Brexit is set to cost the City of London a slice of its lucrative financial services sector and now Milan has joined the race to become the EU’s new finance capital. EURACTIV’s partner Milano Finanza reports.
The United Kingdom’s decision to leave the EU will inevitably cause some of its financial assets to set sail for shores new, purely for regulatory reasons.
This includes its prized euro clearing business, worth some $570 billion a year, which was discussed at the launch of the Global Financial Centres Index (GFCI) in the northern Italian city yesterday (27 March).
Chairman of the Select Milano committee Bepi Pezzulli warned that Italian’s tendency towards self-denigration would have to be put to one side if aspirations of turning Milan into the financial centre of the eurozone are to be realised.
“In terms of infrastructure, Milan is a world leader and can offer a solution to the Brexit issue because it is already a junior partner of London. We are not planning on stealing London’s business but we want to offer the city new opportunities,” he explained.
“Milan has all the characteristics needed to attract the financial institutions that will leave London after Brexit,” insisted Luigi Casero, Italy’s deputy minister of economic affairs, warning that it is “a complex game because there are many other European cities after the same role”.
Casero added that “Milan can compete and it is the only Italian city that can do so. National and local government have to work together as much as possible to attract the opportunities. In just a few months, we have to come up with plan to increase Milan’s attractiveness, with rules to encourage investment. That’s why we need a marketing campaign to highlight Milan’s image abroad.”
It’s something that hasn’t worked so far, as Milan only ranked 56th in the index of the world’s financial centres.
The GFCI’s co-creator and main author, Mark Yeandle, admitted that “the data does not reflect what is happening in Milan. This is because people do not know about the changes being made in the city. There’s a need for efficient communication”.

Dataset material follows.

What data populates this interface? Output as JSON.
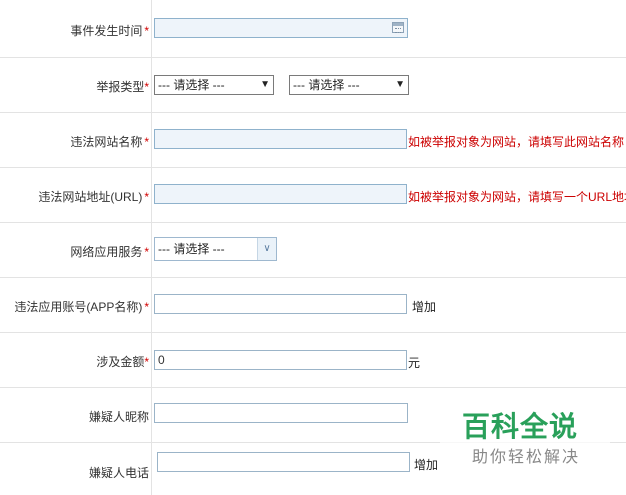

EY’s Donato Iacovone agreed, saying “the role Italy occupies in terms of exports, for example, is not perceived correctly because it is not communicated well”.
He added that “Milan, in particular, has the infrastructure and airports that work. We don’t lack anything that would make us competitive but we must communicate what it is we are doing in the correct way. We need an international environment and good marketing; we need to attract foreign companies one by one. But it is not happening because we do not convey one image of a unified country. The image seen abroad is one of a fragmented country.”
“Milan is already an advanced international financial centre,” said Guido Rosa, a member of the executive board of the Association of Foreign Banks in Italy (AIBE).
“I represent the financial community in Milan and I live this reality every day. I have seen this city grow. Milan hosts more than 40 international banks that do their business here, have branches here, and these banks operate in three main areas.
“They have a retail share of some 16% and have secured their presence here in Milan. It has been a constant here over the last few years, despite a certain level of political and economic instability. Banks have been doing business here for some time and are satisfied and making a profit. That means that international banks will find a positive environment in which to work here in Milan. The city is already an international market and it already has an international mindset.”
“One element that Milan has to target if it is to win this post-Brexit battle is infrastructure,” insisted President of the SEA Group Pietro Modiano.
“In terms of Milan’s airports, I can say that the rough patch is over. 100 airlines call at Malpensa and Linate, 90 of those are from outside of the EU, with many intercontinental routes. We did lose a bit of time on some occasions. But things are stepping up now. There is an enormous push now. It’s enough to consider that Malpensa has shown growth of 19% on average. It still plays in the second division but it is growing and will reach the premiership.”
An EY survey into the factors examined by the GFCI report showed that Milan’s main selling points include the fact that Italy, the eighth largest economy in the world and third in Europe, has a good level of private wealth, particularly in property investment.
According to the World Bank Group’s Doing Business in Italy report, the country is also first globally in terms of facilitating foreign trade across borders, in terms of time taken and costs needed to export. It is surprising given the obvious shortcomings Italy still has in infrastructure and bureaucracy.
EY’s investigation showed that under the current regulatory framework foreign companies interested in doing business in Italy benefit from renewed efficiency and fluidity of the economic and legal system. This is down in part to increased efforts against corruption and money laundering.
As for taxation, different measures have been implemented in order to boost investment in Italy. Corporate tax has been reduced from 27.5% to 24% and other incentives have been launched in order to attract foreign companies, including a flat tax on income and capital gains on investments earned abroad.
In terms of human capital, a jobs act has been introduced that simplifies the hiring and firing of staff. Other relevant laws that are aimed at combatting the country’s brain drain include a five year tax exemption for people choosing to come back to Italy. That is on top of a 90% tax reduction for researchers that live abroad.
As for infrastructure, the London Stock Exchange and Borsa di Milano are part of the same group, meaning moving euro clearing to Milan would be an efficient choice. Ample commercial and residential space, four metro lines, the space afforded by the Expo facility, eight universities and three international airports all make a strong case for a post-Brexit shift to Lombardy.